VU Topper

Vanderbilt University faculty, staff and postdoctoral fellows attended the 2023 CMT Global Research Convention in Cambridge, Massachusetts, in September to share research updates and provide education to patients on Charcot-Marie-Tooth disease and to discuss best practices for translating research from bench to market.

CMT disease is a degenerative nerve disease that causes muscle weakness and atrophy in the arms, legs, hands and feet. As the most common hereditary neuropathy, it affects one in 2,500 people. Vanderbilt researchers Bruce Carter, associate director of the Vanderbilt Brain Institute and professor of biochemistry, and Charles Sanders, vice dean of the School of Medicine Basic Sciences, associate dean for research and professor of biochemistry, have been collaborating for years to understand and cure CMT disease. Carter serves on the CMTRF Scientific Advisory Board.

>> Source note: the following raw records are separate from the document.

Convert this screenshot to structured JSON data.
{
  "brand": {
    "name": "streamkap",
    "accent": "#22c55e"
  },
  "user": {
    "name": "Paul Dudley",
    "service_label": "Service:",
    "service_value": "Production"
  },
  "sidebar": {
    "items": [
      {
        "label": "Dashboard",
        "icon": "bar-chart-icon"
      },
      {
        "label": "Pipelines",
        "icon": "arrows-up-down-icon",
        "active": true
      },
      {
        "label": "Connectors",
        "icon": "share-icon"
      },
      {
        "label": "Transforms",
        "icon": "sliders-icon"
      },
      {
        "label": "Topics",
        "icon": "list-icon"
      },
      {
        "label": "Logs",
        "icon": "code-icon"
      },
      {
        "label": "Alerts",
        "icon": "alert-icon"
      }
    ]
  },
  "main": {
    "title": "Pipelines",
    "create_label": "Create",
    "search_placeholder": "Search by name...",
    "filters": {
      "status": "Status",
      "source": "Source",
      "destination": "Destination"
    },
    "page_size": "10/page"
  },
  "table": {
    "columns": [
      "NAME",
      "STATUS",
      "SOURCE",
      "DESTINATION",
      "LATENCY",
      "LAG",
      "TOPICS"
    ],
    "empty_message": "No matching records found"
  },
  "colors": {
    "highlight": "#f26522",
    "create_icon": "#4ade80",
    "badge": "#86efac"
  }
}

“The CMTRF Scientific Advisory Board has guided the foundation to form their strategic research priorities to fund,” Carter said. “CMTRF has actively gone into academia and industry to identify and fund research aligned with this strategy, and it is starting to pay off. After only five short years since they were founded, 20 projects have been funded, five of which now have clinical candidates advancing with industry.”

At the convention’s Patient Community Day, Carter presented to patients and families on CMT types, focusing on those affected by PMP22. On the scientific day of the conference, Margaret Read, Vanderbilt’s Center for Technology Transfer and Commercialization general manager for corporate alliances, moderated the panel “Translating Academic Science to Business.”

At the conference, Katherine Stefanski, a postdoctoral research scientist in the Sanders lab, won best poster for her work, “High-throughput screening to identify modulators of raft formation and PMP22 raft affinity in giant plasma membrane vesicles.”

“The opportunity to engage with patients at the conference was exceptionally motivational. Patients were on the podium both days to raise awareness of their needs and engage in the scientific dialogue,” Read said. “Vanderbilt researchers are clearly at the forefront among institutions addressing challenges for developing therapies to cure CMT disease.”

CMT disease research at Vanderbilt

In 2020, Justin Marinko, PhD’21, Carter and Sanders published research announcing discovery of a mechanism contributing to CMT disease. “Discovering this relatively new phenomenon was an important step and a highlight for our lab,” Sanders said at the time. “I am thrilled about the future of this work with our friends in the Carter Lab, translating our data and model cell line work to nervous system cells.”

Since then, the CMT Research Foundation has invested in further research at Vanderbilt focused on addressing the problem of overproduction of PMP22, the primary genetic cause of CMT in patients with CMT disease type 1A. Sanders and Carter are co-primary investigators on the project. In addition to CMTRF funding, aspects of their research are supported by Ancora Innovation, a company wholly owned by affiliates of Deerfield Management that supports Vanderbilt’s life science research and leverages Deerfield’s expertise in accelerating drug development.